» Items from an interface collection
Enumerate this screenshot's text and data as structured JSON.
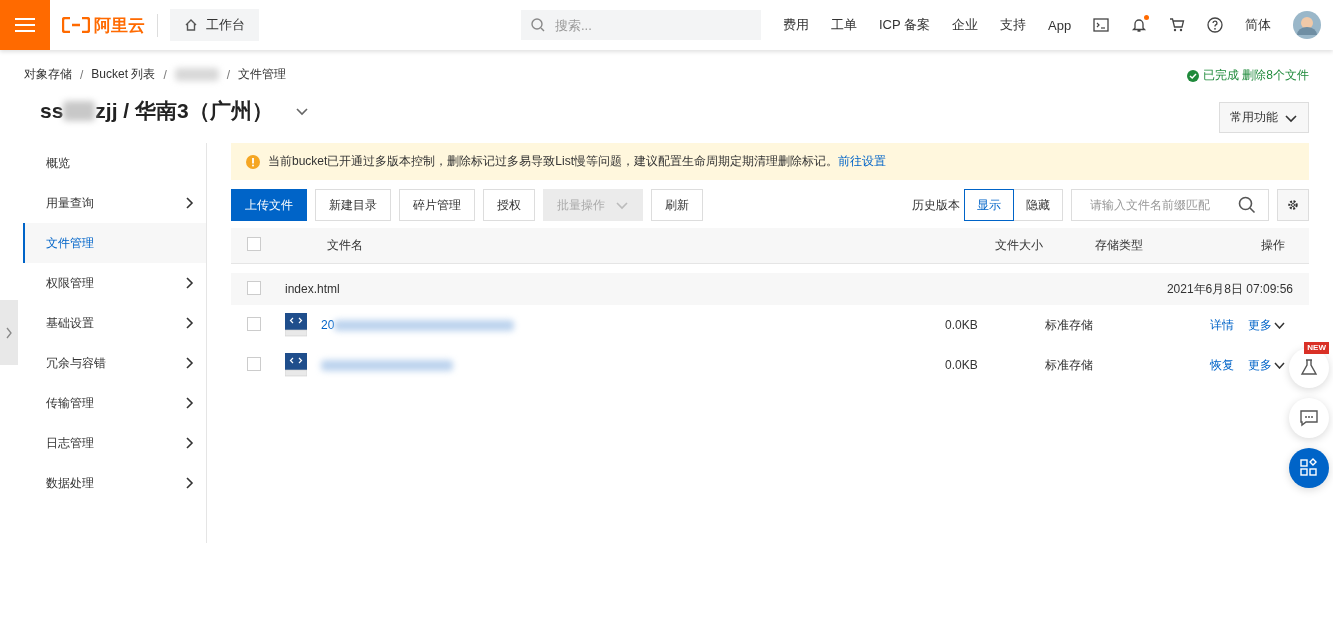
{
  "header": {
    "logo": "阿里云",
    "workbench": "工作台",
    "search": {
      "placeholder": "搜索..."
    },
    "nav": [
      "费用",
      "工单",
      "ICP 备案",
      "企业",
      "支持",
      "App"
    ],
    "icons": [
      {
        "kind": "terminal",
        "dot": false
      },
      {
        "kind": "bell",
        "dot": true
      },
      {
        "kind": "cart",
        "dot": false
      },
      {
        "kind": "help",
        "dot": false
      }
    ],
    "language": "简体"
  },
  "breadcrumb": [
    {
      "kind": "text",
      "label": "对象存储"
    },
    {
      "kind": "separator",
      "label": "/"
    },
    {
      "kind": "text",
      "label": "Bucket 列表"
    },
    {
      "kind": "separator",
      "label": "/"
    },
    {
      "kind": "redacted"
    },
    {
      "kind": "separator",
      "label": "/"
    },
    {
      "kind": "text",
      "label": "文件管理"
    }
  ],
  "task_status": "已完成 删除8个文件",
  "title": [
    {
      "kind": "text",
      "label": "ss"
    },
    {
      "kind": "redacted"
    },
    {
      "kind": "text",
      "label": "zjj / 华南3（广州）"
    }
  ],
  "common_functions": "常用功能",
  "sidebar": {
    "items": [
      {
        "label": "概览",
        "expandable": false,
        "selected": false
      },
      {
        "label": "用量查询",
        "expandable": true,
        "selected": false
      },
      {
        "label": "文件管理",
        "expandable": false,
        "selected": true
      },
      {
        "label": "权限管理",
        "expandable": true,
        "selected": false
      },
      {
        "label": "基础设置",
        "expandable": true,
        "selected": false
      },
      {
        "label": "冗余与容错",
        "expandable": true,
        "selected": false
      },
      {
        "label": "传输管理",
        "expandable": true,
        "selected": false
      },
      {
        "label": "日志管理",
        "expandable": true,
        "selected": false
      },
      {
        "label": "数据处理",
        "expandable": true,
        "selected": false
      }
    ]
  },
  "alert": {
    "text": "当前bucket已开通过多版本控制，删除标记过多易导致List慢等问题，建议配置生命周期定期清理删除标记。",
    "link": "前往设置"
  },
  "toolbar": {
    "buttons": [
      {
        "label": "上传文件",
        "kind": "primary",
        "disabled": false
      },
      {
        "label": "新建目录",
        "kind": "default",
        "disabled": false
      },
      {
        "label": "碎片管理",
        "kind": "default",
        "disabled": false
      },
      {
        "label": "授权",
        "kind": "default",
        "disabled": false
      },
      {
        "label": "批量操作",
        "kind": "dropdown",
        "disabled": true
      },
      {
        "label": "刷新",
        "kind": "default",
        "disabled": false
      }
    ],
    "history_label": "历史版本",
    "history_options": [
      {
        "label": "显示",
        "selected": true
      },
      {
        "label": "隐藏",
        "selected": false
      }
    ],
    "search": {
      "placeholder": "请输入文件名前缀匹配"
    }
  },
  "table": {
    "columns": [
      "文件名",
      "文件大小",
      "存储类型",
      "操作"
    ],
    "header_checked": false,
    "rows": [
      {
        "kind": "group",
        "checked": false,
        "name": "index.html",
        "modified": "2021年6月8日 07:09:56"
      },
      {
        "kind": "file",
        "checked": false,
        "name": "20",
        "redacted": true,
        "size": "0.0KB",
        "storage": "标准存储",
        "actions": [
          "详情",
          "更多"
        ]
      },
      {
        "kind": "file",
        "checked": false,
        "redacted": true,
        "size": "0.0KB",
        "storage": "标准存储",
        "actions": [
          "恢复",
          "更多"
        ]
      }
    ]
  },
  "float_buttons": [
    {
      "kind": "lab",
      "badge": "NEW"
    },
    {
      "kind": "chat"
    },
    {
      "kind": "apps"
    }
  ]
}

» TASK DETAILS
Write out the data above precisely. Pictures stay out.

» WRITTEN ANSWER
Enumerate this screenshot's text and data as structured JSON.
{
  "header": {
    "logo": "阿里云",
    "workbench": "工作台",
    "search": {
      "placeholder": "搜索..."
    },
    "nav": [
      "费用",
      "工单",
      "ICP 备案",
      "企业",
      "支持",
      "App"
    ],
    "icons": [
      {
        "kind": "terminal",
        "dot": false
      },
      {
        "kind": "bell",
        "dot": true
      },
      {
        "kind": "cart",
        "dot": false
      },
      {
        "kind": "help",
        "dot": false
      }
    ],
    "language": "简体"
  },
  "breadcrumb": [
    {
      "kind": "text",
      "label": "对象存储"
    },
    {
      "kind": "separator",
      "label": "/"
    },
    {
      "kind": "text",
      "label": "Bucket 列表"
    },
    {
      "kind": "separator",
      "label": "/"
    },
    {
      "kind": "redacted"
    },
    {
      "kind": "separator",
      "label": "/"
    },
    {
      "kind": "text",
      "label": "文件管理"
    }
  ],
  "task_status": "已完成 删除8个文件",
  "title": [
    {
      "kind": "text",
      "label": "ss"
    },
    {
      "kind": "redacted"
    },
    {
      "kind": "text",
      "label": "zjj / 华南3（广州）"
    }
  ],
  "common_functions": "常用功能",
  "sidebar": {
    "items": [
      {
        "label": "概览",
        "expandable": false,
        "selected": false
      },
      {
        "label": "用量查询",
        "expandable": true,
        "selected": false
      },
      {
        "label": "文件管理",
        "expandable": false,
        "selected": true
      },
      {
        "label": "权限管理",
        "expandable": true,
        "selected": false
      },
      {
        "label": "基础设置",
        "expandable": true,
        "selected": false
      },
      {
        "label": "冗余与容错",
        "expandable": true,
        "selected": false
      },
      {
        "label": "传输管理",
        "expandable": true,
        "selected": false
      },
      {
        "label": "日志管理",
        "expandable": true,
        "selected": false
      },
      {
        "label": "数据处理",
        "expandable": true,
        "selected": false
      }
    ]
  },
  "alert": {
    "text": "当前bucket已开通过多版本控制，删除标记过多易导致List慢等问题，建议配置生命周期定期清理删除标记。",
    "link": "前往设置"
  },
  "toolbar": {
    "buttons": [
      {
        "label": "上传文件",
        "kind": "primary",
        "disabled": false
      },
      {
        "label": "新建目录",
        "kind": "default",
        "disabled": false
      },
      {
        "label": "碎片管理",
        "kind": "default",
        "disabled": false
      },
      {
        "label": "授权",
        "kind": "default",
        "disabled": false
      },
      {
        "label": "批量操作",
        "kind": "dropdown",
        "disabled": true
      },
      {
        "label": "刷新",
        "kind": "default",
        "disabled": false
      }
    ],
    "history_label": "历史版本",
    "history_options": [
      {
        "label": "显示",
        "selected": true
      },
      {
        "label": "隐藏",
        "selected": false
      }
    ],
    "search": {
      "placeholder": "请输入文件名前缀匹配"
    }
  },
  "table": {
    "columns": [
      "文件名",
      "文件大小",
      "存储类型",
      "操作"
    ],
    "header_checked": false,
    "rows": [
      {
        "kind": "group",
        "checked": false,
        "name": "index.html",
        "modified": "2021年6月8日 07:09:56"
      },
      {
        "kind": "file",
        "checked": false,
        "name": "20",
        "redacted": true,
        "size": "0.0KB",
        "storage": "标准存储",
        "actions": [
          "详情",
          "更多"
        ]
      },
      {
        "kind": "file",
        "checked": false,
        "redacted": true,
        "size": "0.0KB",
        "storage": "标准存储",
        "actions": [
          "恢复",
          "更多"
        ]
      }
    ]
  },
  "float_buttons": [
    {
      "kind": "lab",
      "badge": "NEW"
    },
    {
      "kind": "chat"
    },
    {
      "kind": "apps"
    }
  ]
}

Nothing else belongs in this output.